A new study conducted by Pallavi Sinha and group from Institute of Medical Sciences, Banaras Hindu University and Boston Medical Centre has concluded that behavioral factors, like alcohol consumption and smoking, and clinical factors, like previous anti tubercular treatment, increases the risk of multi-drug resistant TB (MDR-TB).
Tuberculosis(TB) has claimed 1.8 million human lives globally according to World Health Organization, in 2015. Despite Bacillus Calmette-Guerin (BCG) vaccine, the only available vaccine for TB, currently one-third of the world is latently infected with TB due to the incompetence of BCG in adults against Mycobacterium tuberculosis, the bacteria responsible for TB.
Scientists from the Central University of Gujarat (CUG), Gandhinagar, use computers to design the most efficient drug against TB. They apply pharmacophore modelling approach to understand the interactions between proteins found in Mycobacterium tuberculosis (Mtb) and the compounds which can suppress the bacteria.

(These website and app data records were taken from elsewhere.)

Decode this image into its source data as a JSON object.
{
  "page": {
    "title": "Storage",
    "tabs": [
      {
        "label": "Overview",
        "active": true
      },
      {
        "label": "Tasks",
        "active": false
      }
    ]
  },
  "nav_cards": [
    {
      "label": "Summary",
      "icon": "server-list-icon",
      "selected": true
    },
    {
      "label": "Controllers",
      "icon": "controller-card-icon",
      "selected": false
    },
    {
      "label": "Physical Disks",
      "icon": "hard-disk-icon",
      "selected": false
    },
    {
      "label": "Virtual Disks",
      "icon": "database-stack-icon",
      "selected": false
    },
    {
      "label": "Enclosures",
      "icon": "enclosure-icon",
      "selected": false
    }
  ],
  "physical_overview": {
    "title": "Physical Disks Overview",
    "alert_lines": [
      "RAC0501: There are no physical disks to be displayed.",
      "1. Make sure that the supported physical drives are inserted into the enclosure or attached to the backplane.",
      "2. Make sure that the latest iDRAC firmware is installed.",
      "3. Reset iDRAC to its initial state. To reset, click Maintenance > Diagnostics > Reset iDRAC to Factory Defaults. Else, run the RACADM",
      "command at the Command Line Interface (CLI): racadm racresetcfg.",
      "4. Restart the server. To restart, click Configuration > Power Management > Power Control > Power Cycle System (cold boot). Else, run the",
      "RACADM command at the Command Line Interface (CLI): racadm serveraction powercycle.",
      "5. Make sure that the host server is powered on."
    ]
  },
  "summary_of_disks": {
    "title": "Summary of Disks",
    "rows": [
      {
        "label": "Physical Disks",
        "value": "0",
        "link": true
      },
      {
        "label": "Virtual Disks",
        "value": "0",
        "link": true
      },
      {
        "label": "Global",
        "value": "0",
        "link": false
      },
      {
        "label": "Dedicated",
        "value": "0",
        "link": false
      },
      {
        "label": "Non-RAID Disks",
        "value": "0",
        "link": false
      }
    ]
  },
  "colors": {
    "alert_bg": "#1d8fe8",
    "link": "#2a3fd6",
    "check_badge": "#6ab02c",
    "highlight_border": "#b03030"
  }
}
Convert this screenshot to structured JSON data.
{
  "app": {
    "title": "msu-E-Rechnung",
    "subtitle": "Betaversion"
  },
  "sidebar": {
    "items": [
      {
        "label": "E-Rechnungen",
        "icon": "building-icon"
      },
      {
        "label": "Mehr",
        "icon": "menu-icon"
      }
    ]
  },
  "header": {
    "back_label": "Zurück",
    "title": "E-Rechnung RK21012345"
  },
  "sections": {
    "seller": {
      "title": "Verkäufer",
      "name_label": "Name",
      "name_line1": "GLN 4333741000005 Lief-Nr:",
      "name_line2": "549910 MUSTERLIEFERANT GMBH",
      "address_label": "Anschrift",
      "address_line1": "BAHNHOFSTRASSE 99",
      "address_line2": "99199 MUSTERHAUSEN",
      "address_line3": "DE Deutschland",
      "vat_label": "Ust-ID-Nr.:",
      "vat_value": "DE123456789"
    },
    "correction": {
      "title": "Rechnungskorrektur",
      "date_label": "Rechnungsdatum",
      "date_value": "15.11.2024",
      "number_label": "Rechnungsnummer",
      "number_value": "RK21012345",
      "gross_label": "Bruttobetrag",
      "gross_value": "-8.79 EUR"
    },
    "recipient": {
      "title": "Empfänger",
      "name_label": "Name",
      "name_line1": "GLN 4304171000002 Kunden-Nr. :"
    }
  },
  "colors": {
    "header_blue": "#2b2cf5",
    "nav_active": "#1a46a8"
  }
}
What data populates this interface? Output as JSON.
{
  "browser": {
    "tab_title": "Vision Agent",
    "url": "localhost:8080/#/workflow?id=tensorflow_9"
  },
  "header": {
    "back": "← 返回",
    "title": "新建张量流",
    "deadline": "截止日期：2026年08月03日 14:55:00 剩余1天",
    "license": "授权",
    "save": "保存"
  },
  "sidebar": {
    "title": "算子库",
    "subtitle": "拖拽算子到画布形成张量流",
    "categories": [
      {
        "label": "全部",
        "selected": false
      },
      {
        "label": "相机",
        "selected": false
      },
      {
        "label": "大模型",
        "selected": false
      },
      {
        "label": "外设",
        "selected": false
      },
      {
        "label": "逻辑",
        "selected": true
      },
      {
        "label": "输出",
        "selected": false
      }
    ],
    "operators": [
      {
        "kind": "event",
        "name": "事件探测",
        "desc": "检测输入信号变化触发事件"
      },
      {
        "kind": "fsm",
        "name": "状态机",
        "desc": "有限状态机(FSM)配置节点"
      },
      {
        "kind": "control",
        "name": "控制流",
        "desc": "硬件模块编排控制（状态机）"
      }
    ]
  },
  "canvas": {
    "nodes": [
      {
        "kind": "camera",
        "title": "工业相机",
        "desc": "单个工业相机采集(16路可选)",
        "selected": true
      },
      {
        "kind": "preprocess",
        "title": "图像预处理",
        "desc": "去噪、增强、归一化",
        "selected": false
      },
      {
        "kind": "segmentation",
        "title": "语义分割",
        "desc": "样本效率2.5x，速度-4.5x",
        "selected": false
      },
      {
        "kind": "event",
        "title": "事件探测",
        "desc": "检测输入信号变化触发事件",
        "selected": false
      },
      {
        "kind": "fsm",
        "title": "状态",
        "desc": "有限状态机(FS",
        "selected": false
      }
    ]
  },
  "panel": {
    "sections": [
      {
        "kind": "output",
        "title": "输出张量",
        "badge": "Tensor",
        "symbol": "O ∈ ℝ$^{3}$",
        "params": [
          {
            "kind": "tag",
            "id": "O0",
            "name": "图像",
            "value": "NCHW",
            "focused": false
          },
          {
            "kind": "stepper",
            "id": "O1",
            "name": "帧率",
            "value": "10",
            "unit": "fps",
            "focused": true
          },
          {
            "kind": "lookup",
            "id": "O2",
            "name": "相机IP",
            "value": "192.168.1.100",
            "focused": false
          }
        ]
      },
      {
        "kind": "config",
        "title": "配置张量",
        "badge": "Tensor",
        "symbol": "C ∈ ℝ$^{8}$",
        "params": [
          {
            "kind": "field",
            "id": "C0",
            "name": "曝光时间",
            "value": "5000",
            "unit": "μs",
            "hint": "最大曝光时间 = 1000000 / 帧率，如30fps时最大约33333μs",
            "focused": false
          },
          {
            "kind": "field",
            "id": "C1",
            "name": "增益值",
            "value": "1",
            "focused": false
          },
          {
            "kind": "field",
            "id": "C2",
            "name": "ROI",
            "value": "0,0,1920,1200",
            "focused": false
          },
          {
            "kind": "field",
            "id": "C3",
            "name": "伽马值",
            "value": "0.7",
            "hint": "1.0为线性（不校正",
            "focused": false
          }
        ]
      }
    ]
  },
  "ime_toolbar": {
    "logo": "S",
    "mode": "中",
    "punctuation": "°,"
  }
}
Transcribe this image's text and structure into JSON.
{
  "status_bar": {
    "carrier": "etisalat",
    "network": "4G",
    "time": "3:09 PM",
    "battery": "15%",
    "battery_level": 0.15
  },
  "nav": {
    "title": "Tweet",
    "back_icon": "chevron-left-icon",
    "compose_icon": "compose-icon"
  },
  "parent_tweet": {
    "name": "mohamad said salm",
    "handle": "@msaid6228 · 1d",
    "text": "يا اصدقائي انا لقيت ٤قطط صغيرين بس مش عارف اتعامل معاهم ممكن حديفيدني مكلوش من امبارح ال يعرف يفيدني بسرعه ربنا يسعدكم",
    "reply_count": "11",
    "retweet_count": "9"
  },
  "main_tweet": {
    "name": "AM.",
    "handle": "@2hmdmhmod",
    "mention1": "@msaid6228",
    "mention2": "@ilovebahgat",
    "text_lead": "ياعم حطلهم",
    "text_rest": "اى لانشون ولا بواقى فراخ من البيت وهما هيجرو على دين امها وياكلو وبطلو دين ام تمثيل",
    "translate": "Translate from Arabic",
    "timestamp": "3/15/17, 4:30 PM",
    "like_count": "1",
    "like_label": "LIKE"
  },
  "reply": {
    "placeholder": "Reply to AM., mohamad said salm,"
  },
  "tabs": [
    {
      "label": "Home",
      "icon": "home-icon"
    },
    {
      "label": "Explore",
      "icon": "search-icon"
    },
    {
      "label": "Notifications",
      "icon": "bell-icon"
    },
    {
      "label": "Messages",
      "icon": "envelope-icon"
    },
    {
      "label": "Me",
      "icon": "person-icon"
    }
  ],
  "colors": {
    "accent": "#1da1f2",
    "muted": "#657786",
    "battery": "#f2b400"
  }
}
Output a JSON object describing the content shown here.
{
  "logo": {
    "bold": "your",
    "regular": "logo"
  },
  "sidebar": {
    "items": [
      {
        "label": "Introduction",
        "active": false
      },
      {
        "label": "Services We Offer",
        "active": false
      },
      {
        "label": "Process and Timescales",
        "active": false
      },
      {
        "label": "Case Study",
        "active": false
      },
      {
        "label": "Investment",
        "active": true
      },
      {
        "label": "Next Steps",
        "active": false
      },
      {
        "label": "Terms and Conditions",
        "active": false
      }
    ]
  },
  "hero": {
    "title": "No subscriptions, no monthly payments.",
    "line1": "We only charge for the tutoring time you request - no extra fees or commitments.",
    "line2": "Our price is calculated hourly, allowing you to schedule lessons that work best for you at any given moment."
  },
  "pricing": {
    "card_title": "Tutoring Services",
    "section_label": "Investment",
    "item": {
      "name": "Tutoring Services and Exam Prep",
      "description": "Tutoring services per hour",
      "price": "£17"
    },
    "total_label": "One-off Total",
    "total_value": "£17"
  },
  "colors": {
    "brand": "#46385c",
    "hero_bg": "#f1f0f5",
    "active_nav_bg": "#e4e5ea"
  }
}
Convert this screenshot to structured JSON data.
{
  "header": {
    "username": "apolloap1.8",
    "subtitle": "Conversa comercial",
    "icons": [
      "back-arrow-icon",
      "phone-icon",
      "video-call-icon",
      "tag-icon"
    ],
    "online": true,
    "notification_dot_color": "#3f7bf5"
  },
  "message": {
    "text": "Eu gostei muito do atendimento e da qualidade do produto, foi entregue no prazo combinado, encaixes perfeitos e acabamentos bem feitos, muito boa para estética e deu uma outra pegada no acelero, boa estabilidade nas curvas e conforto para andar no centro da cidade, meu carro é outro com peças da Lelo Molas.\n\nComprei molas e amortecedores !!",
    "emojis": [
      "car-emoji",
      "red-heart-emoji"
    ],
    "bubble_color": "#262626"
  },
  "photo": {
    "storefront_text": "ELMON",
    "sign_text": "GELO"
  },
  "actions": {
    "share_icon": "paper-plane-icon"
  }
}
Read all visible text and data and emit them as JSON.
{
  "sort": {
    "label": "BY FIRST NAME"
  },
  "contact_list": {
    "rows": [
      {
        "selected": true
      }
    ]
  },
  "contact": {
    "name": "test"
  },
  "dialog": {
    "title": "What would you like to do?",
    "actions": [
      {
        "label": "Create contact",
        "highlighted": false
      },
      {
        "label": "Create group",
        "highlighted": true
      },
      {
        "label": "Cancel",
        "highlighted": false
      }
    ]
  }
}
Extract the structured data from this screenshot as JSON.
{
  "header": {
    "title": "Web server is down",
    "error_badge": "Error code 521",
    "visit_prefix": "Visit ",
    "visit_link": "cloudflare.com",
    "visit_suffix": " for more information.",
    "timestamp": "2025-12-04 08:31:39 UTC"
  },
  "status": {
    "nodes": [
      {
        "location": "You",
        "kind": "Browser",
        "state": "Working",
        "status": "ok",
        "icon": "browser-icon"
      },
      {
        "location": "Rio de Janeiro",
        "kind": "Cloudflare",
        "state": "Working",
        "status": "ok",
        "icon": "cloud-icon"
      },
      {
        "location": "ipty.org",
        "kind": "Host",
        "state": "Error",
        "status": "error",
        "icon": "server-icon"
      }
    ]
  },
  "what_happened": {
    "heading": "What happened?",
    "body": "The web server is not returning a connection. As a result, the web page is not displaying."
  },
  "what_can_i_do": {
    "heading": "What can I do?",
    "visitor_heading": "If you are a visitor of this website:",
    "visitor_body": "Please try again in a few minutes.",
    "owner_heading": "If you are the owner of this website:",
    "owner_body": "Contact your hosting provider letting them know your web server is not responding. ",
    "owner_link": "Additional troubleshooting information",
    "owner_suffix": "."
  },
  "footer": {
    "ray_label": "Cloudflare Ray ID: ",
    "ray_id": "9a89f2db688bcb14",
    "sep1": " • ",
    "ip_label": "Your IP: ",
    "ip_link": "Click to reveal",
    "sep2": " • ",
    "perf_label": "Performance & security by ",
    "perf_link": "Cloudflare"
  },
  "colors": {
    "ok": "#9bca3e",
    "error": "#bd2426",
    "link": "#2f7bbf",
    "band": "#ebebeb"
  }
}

The whole world is struggling with the problem of antibiotic resistance developed by disease causing organisms. The epidemic of Tuberculosis especially plagues countries like India. In their recent research scientists from the Central University, Punjab have identified a new target drug to beat the bacteria’s defense against antibiotics.
A new study at IISc looks to uncover the secret behind the development of drug resistance in TB causing bacteria by testing the efficacy of various commonly available antibiotics. The researchers have found that a combination of commonly available antibiotics along with Augmentin, fights the development of resistance among TB bacteria. This study might throw light on developing new class of drugs that can help contain the spread of deadly tuberculosis, claim the researchers.
A new study by researchers could be a breakthrough in our fight against tuberculosis that has a long history. The researchers have identified an enzyme in the bacteria that causes TB, inhibiting which could kill the bacteria effectively. A first of its kind study, the researchers hope this enzyme can be targeted to develop effective drugs against TB without any side effects.
Though our fight against tuberculosis has a long history, we have not been able to wipe off this bacterial infection from the face of the planet. Even to this day, there are numerous studies all over the world that are trying to find the ‘best’ drug against this killer disease. In a new approach to fight tuberculosis, a recent study has now shone some light on how our body fights Mycobacterium, the causative bacteria of TB. Understanding this mechanism, the researchers say, could open up new vaccines and drugs against TB and help us win the seemingly never ending battle.